§ **MATERIALS PROVIDED**
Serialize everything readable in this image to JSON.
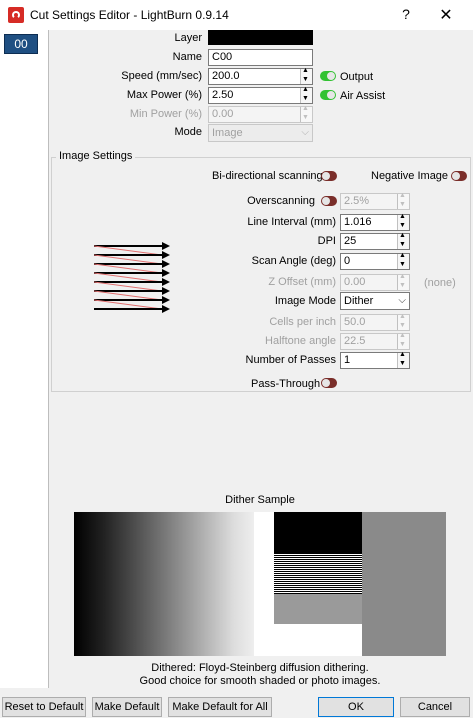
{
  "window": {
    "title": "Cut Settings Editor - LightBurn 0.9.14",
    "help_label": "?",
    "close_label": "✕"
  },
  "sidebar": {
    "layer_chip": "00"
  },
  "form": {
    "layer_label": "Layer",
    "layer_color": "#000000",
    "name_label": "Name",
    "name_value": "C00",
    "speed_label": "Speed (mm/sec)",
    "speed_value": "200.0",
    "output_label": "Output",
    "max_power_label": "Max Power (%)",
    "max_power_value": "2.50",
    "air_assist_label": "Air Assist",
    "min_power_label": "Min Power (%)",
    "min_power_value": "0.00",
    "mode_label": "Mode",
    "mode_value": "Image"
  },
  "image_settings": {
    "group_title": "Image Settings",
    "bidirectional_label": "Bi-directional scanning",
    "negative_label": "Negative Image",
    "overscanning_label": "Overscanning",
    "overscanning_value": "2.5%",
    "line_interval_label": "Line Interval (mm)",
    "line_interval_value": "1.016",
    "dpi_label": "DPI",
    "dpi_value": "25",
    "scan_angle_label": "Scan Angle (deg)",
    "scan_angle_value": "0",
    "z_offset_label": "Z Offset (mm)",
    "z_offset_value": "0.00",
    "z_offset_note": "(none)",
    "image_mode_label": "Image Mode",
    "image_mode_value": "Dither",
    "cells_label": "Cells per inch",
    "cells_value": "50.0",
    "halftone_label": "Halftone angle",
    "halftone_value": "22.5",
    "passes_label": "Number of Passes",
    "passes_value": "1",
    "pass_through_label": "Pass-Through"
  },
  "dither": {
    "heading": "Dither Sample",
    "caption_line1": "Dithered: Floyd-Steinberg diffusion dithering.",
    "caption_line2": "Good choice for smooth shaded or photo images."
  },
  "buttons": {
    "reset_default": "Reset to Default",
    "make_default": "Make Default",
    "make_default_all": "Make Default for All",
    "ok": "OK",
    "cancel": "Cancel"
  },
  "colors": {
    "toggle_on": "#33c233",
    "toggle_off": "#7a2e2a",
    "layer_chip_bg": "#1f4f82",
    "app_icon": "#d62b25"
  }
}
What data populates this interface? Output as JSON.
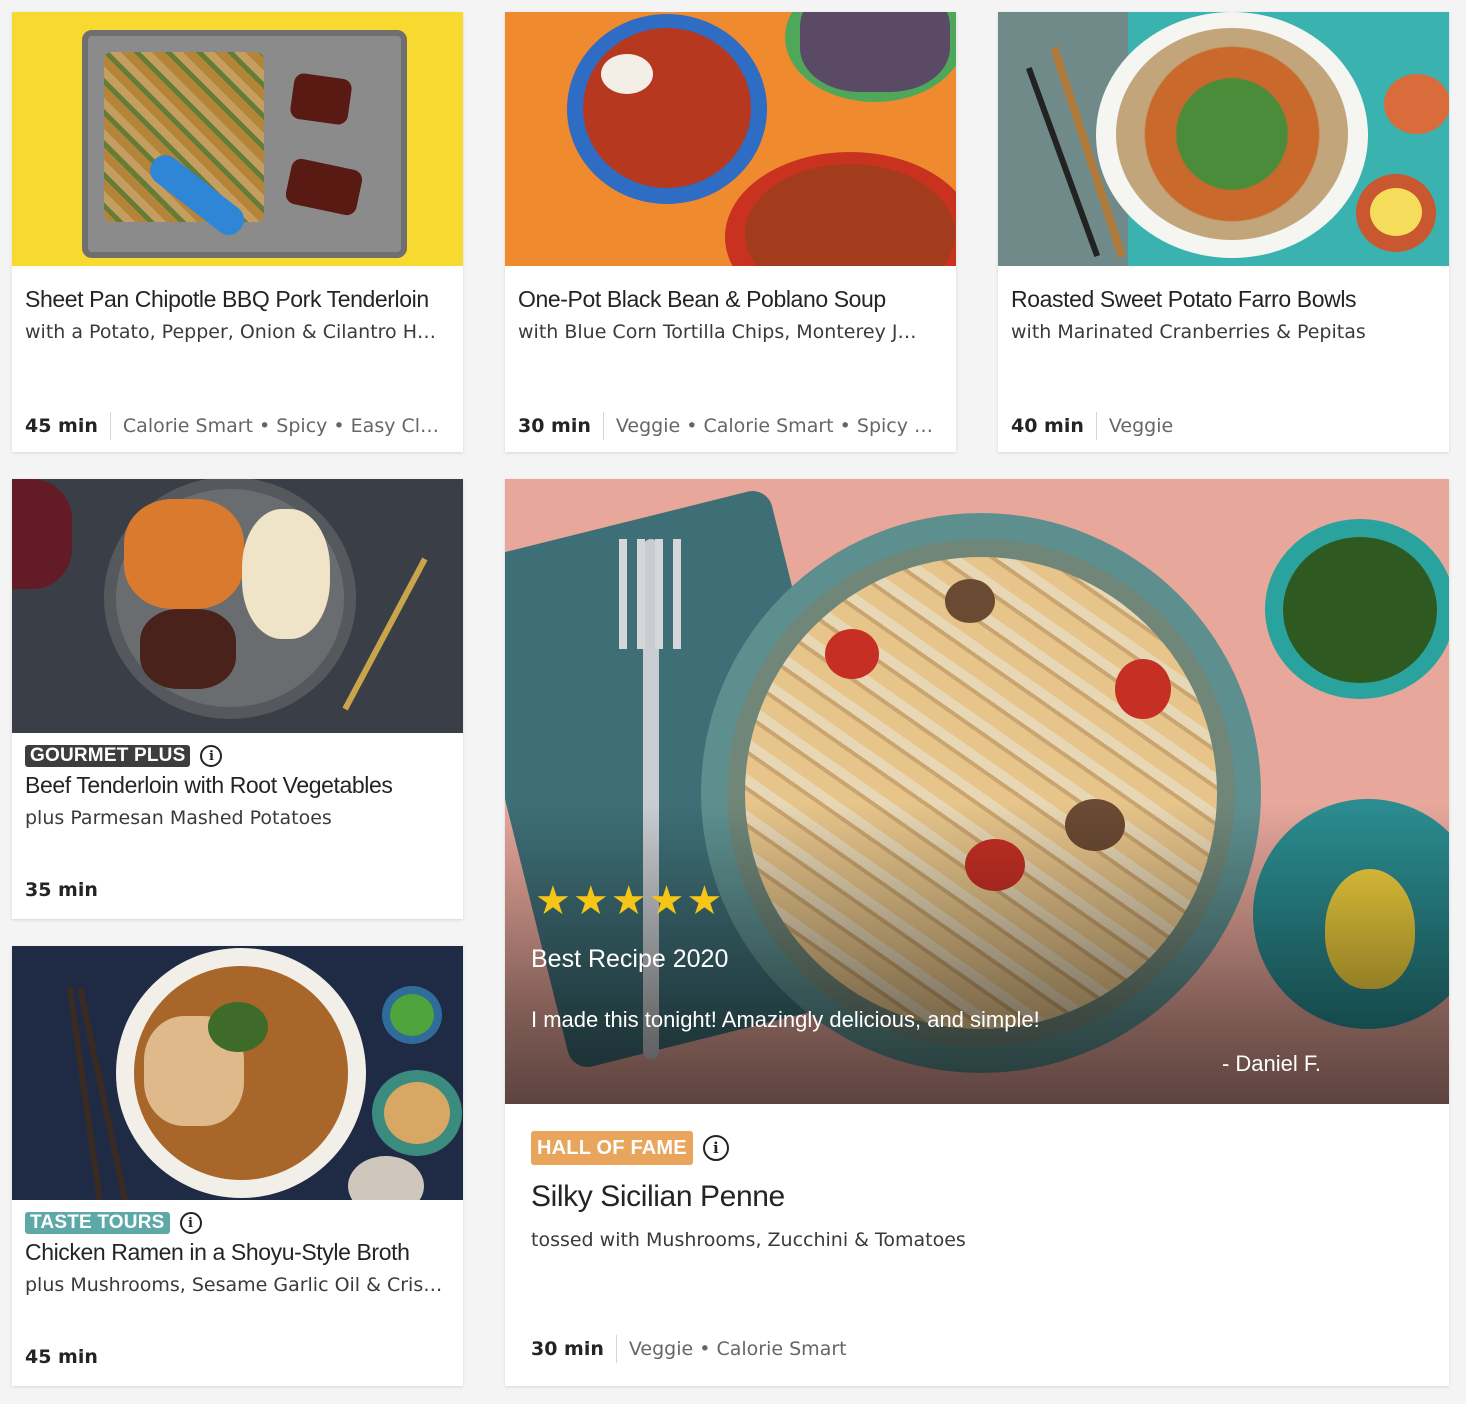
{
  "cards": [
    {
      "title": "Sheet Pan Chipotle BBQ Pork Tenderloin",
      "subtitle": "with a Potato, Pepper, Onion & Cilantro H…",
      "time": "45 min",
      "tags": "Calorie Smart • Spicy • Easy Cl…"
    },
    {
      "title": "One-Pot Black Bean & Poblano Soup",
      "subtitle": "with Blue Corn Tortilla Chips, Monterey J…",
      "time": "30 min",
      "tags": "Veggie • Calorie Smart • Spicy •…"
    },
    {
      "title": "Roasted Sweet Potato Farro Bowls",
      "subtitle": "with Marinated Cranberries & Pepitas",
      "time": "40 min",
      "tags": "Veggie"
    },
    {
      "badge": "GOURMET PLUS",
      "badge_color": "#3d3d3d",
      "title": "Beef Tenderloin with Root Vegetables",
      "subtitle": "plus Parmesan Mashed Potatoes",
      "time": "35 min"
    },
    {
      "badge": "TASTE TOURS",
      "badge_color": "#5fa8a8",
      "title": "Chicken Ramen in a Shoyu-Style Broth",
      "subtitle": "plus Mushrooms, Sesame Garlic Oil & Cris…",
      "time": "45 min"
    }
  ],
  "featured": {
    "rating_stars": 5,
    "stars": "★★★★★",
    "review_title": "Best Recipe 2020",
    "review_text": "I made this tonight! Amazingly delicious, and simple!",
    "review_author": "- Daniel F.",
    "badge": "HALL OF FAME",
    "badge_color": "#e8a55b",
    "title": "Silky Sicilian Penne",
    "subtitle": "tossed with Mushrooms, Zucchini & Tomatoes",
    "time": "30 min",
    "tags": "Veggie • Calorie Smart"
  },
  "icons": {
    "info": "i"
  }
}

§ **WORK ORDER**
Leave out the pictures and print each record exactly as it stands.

§ **RESPONSE BOX**
Serialize everything readable in this image to JSON.
{
  "window": {
    "title": "Cut Settings Editor - LightBurn 0.9.14",
    "help_label": "?",
    "close_label": "✕"
  },
  "sidebar": {
    "layer_chip": "00"
  },
  "form": {
    "layer_label": "Layer",
    "layer_color": "#000000",
    "name_label": "Name",
    "name_value": "C00",
    "speed_label": "Speed (mm/sec)",
    "speed_value": "200.0",
    "output_label": "Output",
    "max_power_label": "Max Power (%)",
    "max_power_value": "2.50",
    "air_assist_label": "Air Assist",
    "min_power_label": "Min Power (%)",
    "min_power_value": "0.00",
    "mode_label": "Mode",
    "mode_value": "Image"
  },
  "image_settings": {
    "group_title": "Image Settings",
    "bidirectional_label": "Bi-directional scanning",
    "negative_label": "Negative Image",
    "overscanning_label": "Overscanning",
    "overscanning_value": "2.5%",
    "line_interval_label": "Line Interval (mm)",
    "line_interval_value": "1.016",
    "dpi_label": "DPI",
    "dpi_value": "25",
    "scan_angle_label": "Scan Angle (deg)",
    "scan_angle_value": "0",
    "z_offset_label": "Z Offset (mm)",
    "z_offset_value": "0.00",
    "z_offset_note": "(none)",
    "image_mode_label": "Image Mode",
    "image_mode_value": "Dither",
    "cells_label": "Cells per inch",
    "cells_value": "50.0",
    "halftone_label": "Halftone angle",
    "halftone_value": "22.5",
    "passes_label": "Number of Passes",
    "passes_value": "1",
    "pass_through_label": "Pass-Through"
  },
  "dither": {
    "heading": "Dither Sample",
    "caption_line1": "Dithered: Floyd-Steinberg diffusion dithering.",
    "caption_line2": "Good choice for smooth shaded or photo images."
  },
  "buttons": {
    "reset_default": "Reset to Default",
    "make_default": "Make Default",
    "make_default_all": "Make Default for All",
    "ok": "OK",
    "cancel": "Cancel"
  },
  "colors": {
    "toggle_on": "#33c233",
    "toggle_off": "#7a2e2a",
    "layer_chip_bg": "#1f4f82",
    "app_icon": "#d62b25"
  }
}
What data populates this interface? Output as JSON.
{
  "cards": [
    {
      "title": "Sheet Pan Chipotle BBQ Pork Tenderloin",
      "subtitle": "with a Potato, Pepper, Onion & Cilantro H…",
      "time": "45 min",
      "tags": "Calorie Smart • Spicy • Easy Cl…"
    },
    {
      "title": "One-Pot Black Bean & Poblano Soup",
      "subtitle": "with Blue Corn Tortilla Chips, Monterey J…",
      "time": "30 min",
      "tags": "Veggie • Calorie Smart • Spicy •…"
    },
    {
      "title": "Roasted Sweet Potato Farro Bowls",
      "subtitle": "with Marinated Cranberries & Pepitas",
      "time": "40 min",
      "tags": "Veggie"
    },
    {
      "badge": "GOURMET PLUS",
      "badge_color": "#3d3d3d",
      "title": "Beef Tenderloin with Root Vegetables",
      "subtitle": "plus Parmesan Mashed Potatoes",
      "time": "35 min"
    },
    {
      "badge": "TASTE TOURS",
      "badge_color": "#5fa8a8",
      "title": "Chicken Ramen in a Shoyu-Style Broth",
      "subtitle": "plus Mushrooms, Sesame Garlic Oil & Cris…",
      "time": "45 min"
    }
  ],
  "featured": {
    "rating_stars": 5,
    "stars": "★★★★★",
    "review_title": "Best Recipe 2020",
    "review_text": "I made this tonight! Amazingly delicious, and simple!",
    "review_author": "- Daniel F.",
    "badge": "HALL OF FAME",
    "badge_color": "#e8a55b",
    "title": "Silky Sicilian Penne",
    "subtitle": "tossed with Mushrooms, Zucchini & Tomatoes",
    "time": "30 min",
    "tags": "Veggie • Calorie Smart"
  },
  "icons": {
    "info": "i"
  }
}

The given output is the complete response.